▸ **Problem to work on**: Begin at the line with "Extract the structured" and output every line through the end of the records, exactly as given. Omit pictures.

(Collected data)

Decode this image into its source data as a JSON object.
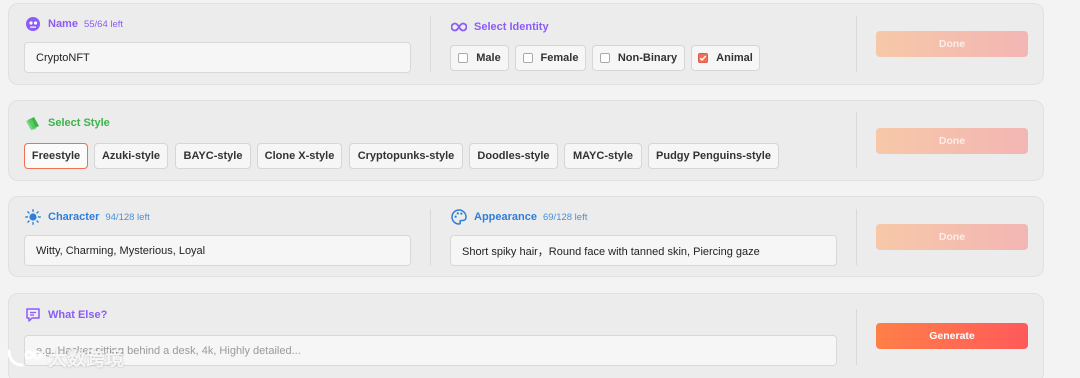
{
  "name_field": {
    "label": "Name",
    "counter": "55/64 left",
    "value": "CryptoNFT"
  },
  "identity": {
    "label": "Select Identity",
    "options": [
      {
        "label": "Male",
        "checked": false
      },
      {
        "label": "Female",
        "checked": false
      },
      {
        "label": "Non-Binary",
        "checked": false
      },
      {
        "label": "Animal",
        "checked": true
      }
    ]
  },
  "style": {
    "label": "Select Style",
    "options": [
      "Freestyle",
      "Azuki-style",
      "BAYC-style",
      "Clone X-style",
      "Cryptopunks-style",
      "Doodles-style",
      "MAYC-style",
      "Pudgy Penguins-style"
    ],
    "selected": "Freestyle"
  },
  "character": {
    "label": "Character",
    "counter": "94/128 left",
    "value": "Witty, Charming, Mysterious, Loyal"
  },
  "appearance": {
    "label": "Appearance",
    "counter": "69/128 left",
    "value": "Short spiky hair，Round face with tanned skin, Piercing gaze"
  },
  "what_else": {
    "label": "What Else?",
    "placeholder": "e.g. Hacker sitting behind a desk, 4k, Highly detailed..."
  },
  "buttons": {
    "done": "Done",
    "generate": "Generate"
  },
  "watermark": {
    "text": "大数跨境"
  },
  "colors": {
    "accent_purple": "#8b5cf6",
    "accent_green": "#3cb44b",
    "accent_blue": "#2f7ed8",
    "generate_start": "#ff7f48",
    "generate_end": "#ff5a5a"
  }
}
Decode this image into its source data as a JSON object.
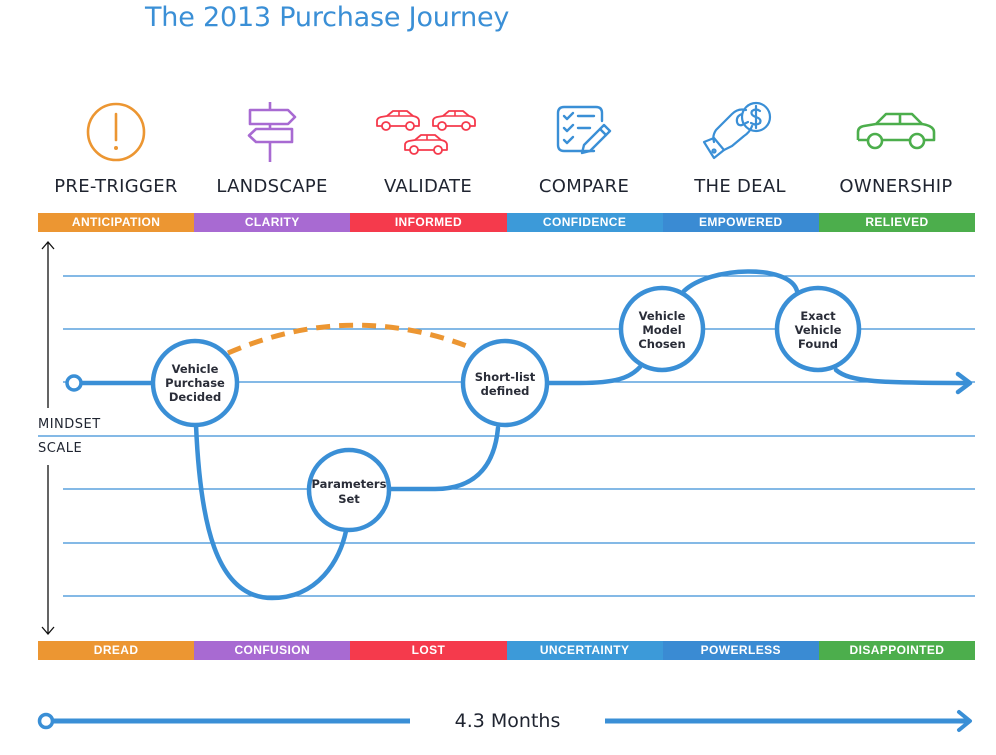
{
  "title": "The 2013 Purchase Journey",
  "colors": {
    "orange": "#ec9632",
    "purple": "#a86ad2",
    "red": "#f53a4c",
    "lightblue": "#3c9ad9",
    "blue": "#3a8bd3",
    "green": "#4cae4c",
    "path": "#3a8fd6",
    "grid": "#3a8fd6",
    "dashed": "#ec9632"
  },
  "stages": [
    {
      "label": "PRE-TRIGGER",
      "icon": "alert-circle-icon",
      "positive": "ANTICIPATION",
      "negative": "DREAD",
      "color": "#ec9632"
    },
    {
      "label": "LANDSCAPE",
      "icon": "signpost-icon",
      "positive": "CLARITY",
      "negative": "CONFUSION",
      "color": "#a86ad2"
    },
    {
      "label": "VALIDATE",
      "icon": "cars-icon",
      "positive": "INFORMED",
      "negative": "LOST",
      "color": "#f53a4c"
    },
    {
      "label": "COMPARE",
      "icon": "checklist-icon",
      "positive": "CONFIDENCE",
      "negative": "UNCERTAINTY",
      "color": "#3c9ad9"
    },
    {
      "label": "THE DEAL",
      "icon": "hand-money-icon",
      "positive": "EMPOWERED",
      "negative": "POWERLESS",
      "color": "#3a8bd3"
    },
    {
      "label": "OWNERSHIP",
      "icon": "car-icon",
      "positive": "RELIEVED",
      "negative": "DISAPPOINTED",
      "color": "#4cae4c"
    }
  ],
  "axis": {
    "line1": "MINDSET",
    "line2": "SCALE"
  },
  "milestones": [
    {
      "id": "vehicle-purchase-decided",
      "lines": [
        "Vehicle",
        "Purchase",
        "Decided"
      ]
    },
    {
      "id": "parameters-set",
      "lines": [
        "Parameters",
        "Set"
      ]
    },
    {
      "id": "short-list-defined",
      "lines": [
        "Short-list",
        "defined"
      ]
    },
    {
      "id": "vehicle-model-chosen",
      "lines": [
        "Vehicle",
        "Model",
        "Chosen"
      ]
    },
    {
      "id": "exact-vehicle-found",
      "lines": [
        "Exact",
        "Vehicle",
        "Found"
      ]
    }
  ],
  "duration": "4.3 Months"
}
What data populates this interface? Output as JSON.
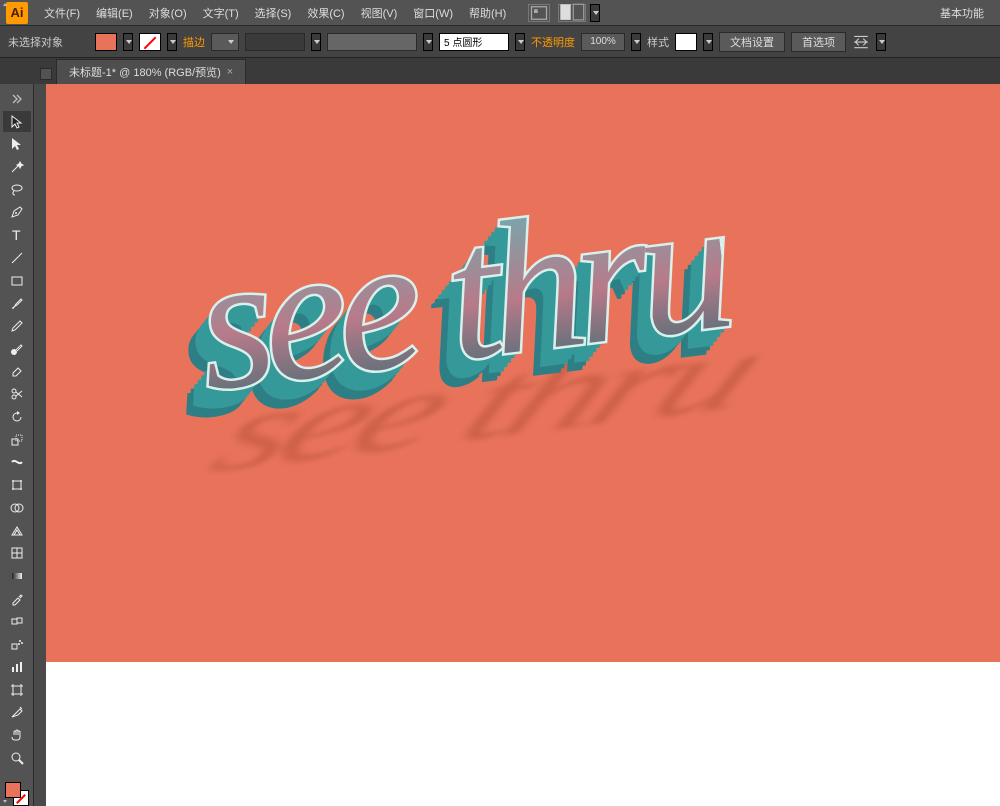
{
  "app": {
    "logo": "Ai"
  },
  "menu": {
    "file": "文件(F)",
    "edit": "编辑(E)",
    "object": "对象(O)",
    "type": "文字(T)",
    "select": "选择(S)",
    "effect": "效果(C)",
    "view": "视图(V)",
    "window": "窗口(W)",
    "help": "帮助(H)"
  },
  "workspace": "基本功能",
  "control": {
    "noselection": "未选择对象",
    "stroke": "描边",
    "strokewidth": "",
    "brushprofile": "5 点圆形",
    "opacity": "不透明度",
    "opacity_pct": "100%",
    "style": "样式",
    "docsetup": "文档设置",
    "prefs": "首选项"
  },
  "tab": {
    "title": "未标题-1* @ 180% (RGB/预览)",
    "close": "×"
  },
  "tools": [
    "selection",
    "direct-selection",
    "magic-wand",
    "lasso",
    "pen",
    "type",
    "line",
    "rectangle",
    "paintbrush",
    "pencil",
    "blob",
    "eraser",
    "rotate",
    "scale",
    "width",
    "free-transform",
    "shape-builder",
    "perspective",
    "mesh",
    "gradient",
    "eyedropper",
    "blend",
    "symbol-spray",
    "graph",
    "artboard",
    "slice",
    "hand",
    "zoom"
  ],
  "canvas": {
    "text": "see thru"
  }
}
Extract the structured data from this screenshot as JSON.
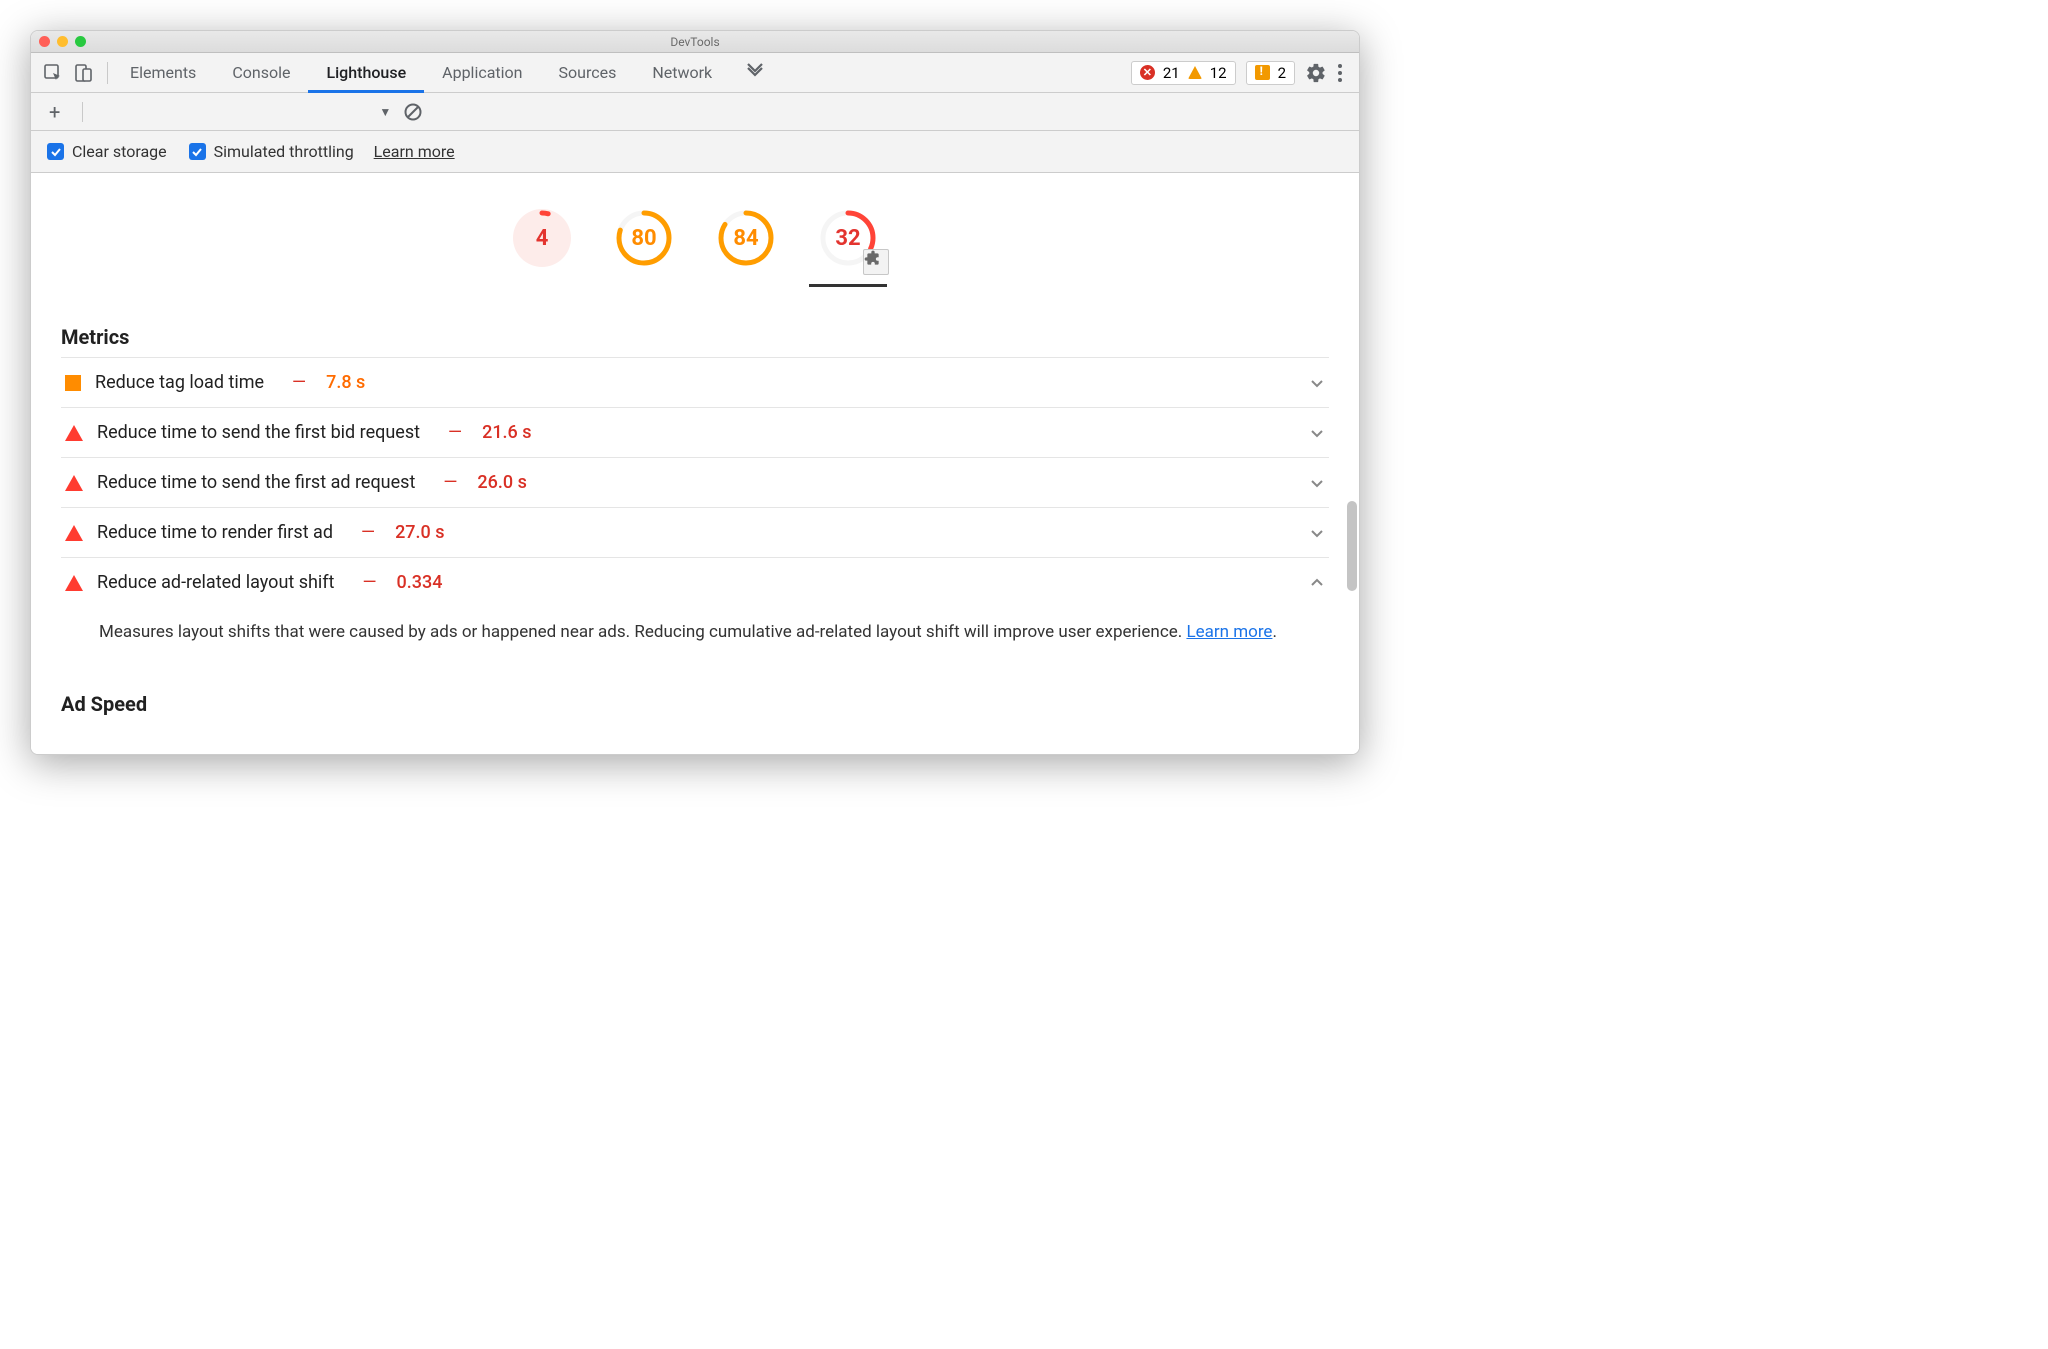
{
  "window": {
    "title": "DevTools"
  },
  "tabs": {
    "items": [
      "Elements",
      "Console",
      "Lighthouse",
      "Application",
      "Sources",
      "Network"
    ],
    "active_index": 2
  },
  "counters": {
    "errors": "21",
    "warnings": "12",
    "recordings": "2"
  },
  "options": {
    "clear_storage": "Clear storage",
    "simulated_throttling": "Simulated throttling",
    "learn_more": "Learn more"
  },
  "gauges": [
    {
      "value": 4,
      "color": "red",
      "fill_bg": true
    },
    {
      "value": 80,
      "color": "orange",
      "fill_bg": false
    },
    {
      "value": 84,
      "color": "orange",
      "fill_bg": false
    },
    {
      "value": 32,
      "color": "red",
      "fill_bg": false,
      "selected": true,
      "has_plugin": true
    }
  ],
  "sections": {
    "metrics_title": "Metrics",
    "ad_speed_title": "Ad Speed"
  },
  "metrics": [
    {
      "sev": "square",
      "label": "Reduce tag load time",
      "value": "7.8 s",
      "val_color": "orange",
      "expanded": false
    },
    {
      "sev": "tri",
      "label": "Reduce time to send the first bid request",
      "value": "21.6 s",
      "val_color": "red",
      "expanded": false
    },
    {
      "sev": "tri",
      "label": "Reduce time to send the first ad request",
      "value": "26.0 s",
      "val_color": "red",
      "expanded": false
    },
    {
      "sev": "tri",
      "label": "Reduce time to render first ad",
      "value": "27.0 s",
      "val_color": "red",
      "expanded": false
    },
    {
      "sev": "tri",
      "label": "Reduce ad-related layout shift",
      "value": "0.334",
      "val_color": "red",
      "expanded": true,
      "detail": "Measures layout shifts that were caused by ads or happened near ads. Reducing cumulative ad-related layout shift will improve user experience. ",
      "detail_link": "Learn more"
    }
  ]
}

▸ **Answer space**:
Extract the structured data from this screenshot as JSON.
{
  "window": {
    "title": "DevTools"
  },
  "tabs": {
    "items": [
      "Elements",
      "Console",
      "Lighthouse",
      "Application",
      "Sources",
      "Network"
    ],
    "active_index": 2
  },
  "counters": {
    "errors": "21",
    "warnings": "12",
    "recordings": "2"
  },
  "options": {
    "clear_storage": "Clear storage",
    "simulated_throttling": "Simulated throttling",
    "learn_more": "Learn more"
  },
  "gauges": [
    {
      "value": 4,
      "color": "red",
      "fill_bg": true
    },
    {
      "value": 80,
      "color": "orange",
      "fill_bg": false
    },
    {
      "value": 84,
      "color": "orange",
      "fill_bg": false
    },
    {
      "value": 32,
      "color": "red",
      "fill_bg": false,
      "selected": true,
      "has_plugin": true
    }
  ],
  "sections": {
    "metrics_title": "Metrics",
    "ad_speed_title": "Ad Speed"
  },
  "metrics": [
    {
      "sev": "square",
      "label": "Reduce tag load time",
      "value": "7.8 s",
      "val_color": "orange",
      "expanded": false
    },
    {
      "sev": "tri",
      "label": "Reduce time to send the first bid request",
      "value": "21.6 s",
      "val_color": "red",
      "expanded": false
    },
    {
      "sev": "tri",
      "label": "Reduce time to send the first ad request",
      "value": "26.0 s",
      "val_color": "red",
      "expanded": false
    },
    {
      "sev": "tri",
      "label": "Reduce time to render first ad",
      "value": "27.0 s",
      "val_color": "red",
      "expanded": false
    },
    {
      "sev": "tri",
      "label": "Reduce ad-related layout shift",
      "value": "0.334",
      "val_color": "red",
      "expanded": true,
      "detail": "Measures layout shifts that were caused by ads or happened near ads. Reducing cumulative ad-related layout shift will improve user experience. ",
      "detail_link": "Learn more"
    }
  ]
}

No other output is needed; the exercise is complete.